When new coach Jim Harbaugh issued blue-collared mechanics shirts to the 49ers' players and coaches before the season, replete with name tags on the chest, his message was as clear as his motivational ploy was hokey: Get to work, and expect to get some dirt beneath your nails.
This is an article from the Jan. 9, 2012 issue
Harbaugh, 48, a self-described overachiever during his 14-year career as an NFL quarterback, has built a team in his image: The only things sexy about San Francisco are its 13--3 record and No. 2 seeding. The Niners are physical, efficient and unrelenting, and they can win on any tundra in the postseason because they don't beat themselves. They finished with NFL lows in interceptions (five) and lost fumbles (five), and they also had a league-high 38 takeaways.
No coach has done a better job than Harbaugh of syncing his offense, defense and special teams. The 49ers want to pound opponents with their eighth-ranked running game, led by veteran back Frank Gore (1,211 yards, eight TDs), and use their Pro Bowl specialists, punter Andy Lee and kicker David Akers, to gain an edge in field position. San Francisco can afford to be patient because its defense, led by Pro Bowl end Justin Smith, ranked No. 2 in average points allowed (14.3) and first against the run, giving up just 77.3 rushing yards per game and three touchdowns on the ground. The D is particularly stingy in the red zone, where opponents were held to a 41.2 touchdown percentage, fourth lowest in the league.

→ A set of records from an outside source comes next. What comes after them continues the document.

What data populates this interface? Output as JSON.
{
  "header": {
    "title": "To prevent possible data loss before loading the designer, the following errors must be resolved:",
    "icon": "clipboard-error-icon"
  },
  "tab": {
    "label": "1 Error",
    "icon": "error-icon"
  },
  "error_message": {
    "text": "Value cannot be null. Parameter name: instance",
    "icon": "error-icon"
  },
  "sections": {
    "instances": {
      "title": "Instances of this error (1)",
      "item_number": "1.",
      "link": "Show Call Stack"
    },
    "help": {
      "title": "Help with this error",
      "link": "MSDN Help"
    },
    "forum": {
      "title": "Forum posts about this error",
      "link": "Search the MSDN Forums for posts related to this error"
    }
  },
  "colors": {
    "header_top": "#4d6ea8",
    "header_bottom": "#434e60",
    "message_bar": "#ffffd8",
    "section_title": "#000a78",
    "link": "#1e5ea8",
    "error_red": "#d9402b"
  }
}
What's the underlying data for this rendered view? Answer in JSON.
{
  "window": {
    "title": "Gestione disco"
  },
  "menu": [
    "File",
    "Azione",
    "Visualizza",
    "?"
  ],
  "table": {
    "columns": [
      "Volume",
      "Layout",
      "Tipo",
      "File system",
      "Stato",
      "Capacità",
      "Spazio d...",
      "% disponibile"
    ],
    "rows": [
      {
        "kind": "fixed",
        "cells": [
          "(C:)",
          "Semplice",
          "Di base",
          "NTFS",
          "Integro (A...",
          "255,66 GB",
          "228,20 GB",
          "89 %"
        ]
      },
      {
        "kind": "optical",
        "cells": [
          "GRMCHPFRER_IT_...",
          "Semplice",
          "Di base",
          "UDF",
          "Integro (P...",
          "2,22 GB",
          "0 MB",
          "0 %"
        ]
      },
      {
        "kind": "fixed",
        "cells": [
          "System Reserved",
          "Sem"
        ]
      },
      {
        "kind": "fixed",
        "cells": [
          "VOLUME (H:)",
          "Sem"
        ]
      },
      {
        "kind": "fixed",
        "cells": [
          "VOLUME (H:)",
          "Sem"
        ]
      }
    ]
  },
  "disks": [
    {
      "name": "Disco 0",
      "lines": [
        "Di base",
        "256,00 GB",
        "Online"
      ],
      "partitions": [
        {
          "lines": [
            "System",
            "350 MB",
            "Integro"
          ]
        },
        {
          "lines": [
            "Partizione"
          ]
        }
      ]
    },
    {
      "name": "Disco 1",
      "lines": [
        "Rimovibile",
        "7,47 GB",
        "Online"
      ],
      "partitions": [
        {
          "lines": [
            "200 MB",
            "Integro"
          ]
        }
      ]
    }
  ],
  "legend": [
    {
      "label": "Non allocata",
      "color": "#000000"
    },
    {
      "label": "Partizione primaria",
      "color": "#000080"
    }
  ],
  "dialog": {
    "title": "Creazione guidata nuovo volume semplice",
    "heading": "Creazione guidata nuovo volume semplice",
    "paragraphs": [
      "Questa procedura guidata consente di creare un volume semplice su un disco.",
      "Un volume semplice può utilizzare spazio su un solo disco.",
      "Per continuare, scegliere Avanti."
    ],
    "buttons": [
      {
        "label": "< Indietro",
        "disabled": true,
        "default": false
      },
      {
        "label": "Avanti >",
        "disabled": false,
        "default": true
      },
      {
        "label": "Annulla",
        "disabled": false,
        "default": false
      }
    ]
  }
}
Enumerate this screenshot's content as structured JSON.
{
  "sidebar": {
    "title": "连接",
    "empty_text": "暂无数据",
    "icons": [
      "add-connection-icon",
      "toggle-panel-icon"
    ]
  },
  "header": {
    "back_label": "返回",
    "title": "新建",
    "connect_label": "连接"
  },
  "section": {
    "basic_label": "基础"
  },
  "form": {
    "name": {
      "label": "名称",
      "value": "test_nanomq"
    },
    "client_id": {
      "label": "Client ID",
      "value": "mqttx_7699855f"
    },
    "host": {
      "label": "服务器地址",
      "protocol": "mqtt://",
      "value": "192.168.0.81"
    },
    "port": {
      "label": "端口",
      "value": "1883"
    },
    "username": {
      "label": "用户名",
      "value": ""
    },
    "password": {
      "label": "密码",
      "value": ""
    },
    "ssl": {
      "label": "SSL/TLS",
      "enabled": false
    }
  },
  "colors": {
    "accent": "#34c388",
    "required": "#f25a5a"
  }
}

If the Niners have a glaring weakness, it's their red zone offense: They have scored TDs on just 22 of 54 trips (40.0%) inside the opponent's 20-yard line. (Only the Rams and the Chiefs were worse.) San Francisco has just nine touchdowns in its last 29 red zone possessions (33.3%), and Alex Smith finished 12th with an 80.6 rating among the 17 quarterbacks with at least 55 red zone pass attempts, completing just 40.0% of his throws. (He did have eight touchdown passes inside the 20 and just one interception.)
Completions in the red zone are typically more difficult because the field is condensed and defenses drop more players into coverage—a sound strategy against Smith, who ranked third among regular starters with a 96.0 rating against the blitz. Still, if the 49ers want to make their playoff stay an extended one, they are going to have to be better at finishing what they start.
Alex Smith's interception rate, a career low and best in the NFL in 2011. Smith had by far the most accomplished season of his six-year career, with personal highs in passer rating (90.7) and completion percentage (61.4).
Average starting field position for the 49ers, tops in the league. San Francisco had a league-leading 27.2 yards per kickoff return and an NFL-best 10 punt returns of 20-plus yards.
ON THE SPOT
Defensive end Justin Smith figures to draw double teams, so outside linebacker Aldon Smith has to take advantage of the one-on-one blocking he's likely to get. The 6'4", 258-pound rookie from Missouri, who plays in passing situations, had at least one sack in five of his last seven games and finished with 14, tied for fifth in the league. He has excellent quickness, long arms and deceptive strength, and he gives coordinator Vic Fangio loads of flexibility in implementing his creative schemes. Whether blitzing or out of their base formation, the 49ers excelled at exploiting mismatches in 2011—thanks in large part to the Smiths.